A skeptic needs to do considerable homework in order to muster the evidence needed to counter the latest exaggerated, premature, and outright pseudoscientific claims about telomere length being a measure of “cellular aging” and therefore how long we’re going to live.
Talk of telomeres isn’t just being used to sell dubious diagnostic tests and dietary supplements. There is a strong push to make telomere length the currency of how we think, measure, and do science about our health and well-being, and how we target our health interventions.
In order to evaluate all this, we cannot rely on the usually dependable “sourcing heuristic”. A lot of hyped and nonsense claims in other areas of science and medicine can readily be dismissed by looking at who is represented as the authority and where their evidence comes from.
But what if the person making a claim about telomeres is a Nobel Prize winner or an author on a paper that contributed to someone else winning a Nobel Prize? Or a blogging Director of an NIH institute? And what if the claim cites an article in a prestigious, peer-reviewed, high-impact journal?
There is a lot of money in play. Patents and products tied to telomeres have obvious commercial potential, but there is also another temptation in that making wild claims could send wannabe bench-to-boardroom researchers flying business class to give five-figure/hour talks to corporations.

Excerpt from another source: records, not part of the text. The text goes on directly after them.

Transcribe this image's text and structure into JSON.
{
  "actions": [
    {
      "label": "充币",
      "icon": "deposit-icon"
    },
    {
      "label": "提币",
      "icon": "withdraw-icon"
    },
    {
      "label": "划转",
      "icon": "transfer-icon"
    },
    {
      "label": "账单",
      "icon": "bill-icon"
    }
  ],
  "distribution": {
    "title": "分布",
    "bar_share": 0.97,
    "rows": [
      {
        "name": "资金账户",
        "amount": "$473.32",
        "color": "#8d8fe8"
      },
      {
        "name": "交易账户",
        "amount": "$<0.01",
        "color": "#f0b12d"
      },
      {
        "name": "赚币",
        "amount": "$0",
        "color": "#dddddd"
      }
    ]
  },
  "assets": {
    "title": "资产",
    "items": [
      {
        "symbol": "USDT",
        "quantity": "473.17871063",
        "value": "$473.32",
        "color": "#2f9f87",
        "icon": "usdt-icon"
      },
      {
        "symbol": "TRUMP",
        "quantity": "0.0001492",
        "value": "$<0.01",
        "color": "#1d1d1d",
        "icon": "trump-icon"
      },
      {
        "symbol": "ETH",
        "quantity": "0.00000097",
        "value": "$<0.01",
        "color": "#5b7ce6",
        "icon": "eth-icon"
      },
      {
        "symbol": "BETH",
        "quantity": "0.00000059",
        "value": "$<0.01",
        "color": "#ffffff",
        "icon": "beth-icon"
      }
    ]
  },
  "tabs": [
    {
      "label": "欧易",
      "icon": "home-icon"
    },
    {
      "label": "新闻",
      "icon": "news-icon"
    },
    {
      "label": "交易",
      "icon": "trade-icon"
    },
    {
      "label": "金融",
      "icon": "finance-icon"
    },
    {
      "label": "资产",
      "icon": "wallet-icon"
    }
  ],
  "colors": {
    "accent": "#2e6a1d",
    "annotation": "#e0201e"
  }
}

Read full, original article: Skeptic’s Guide to Debunking Claims about Telomeres in the Scientific and Pseudoscientific Literature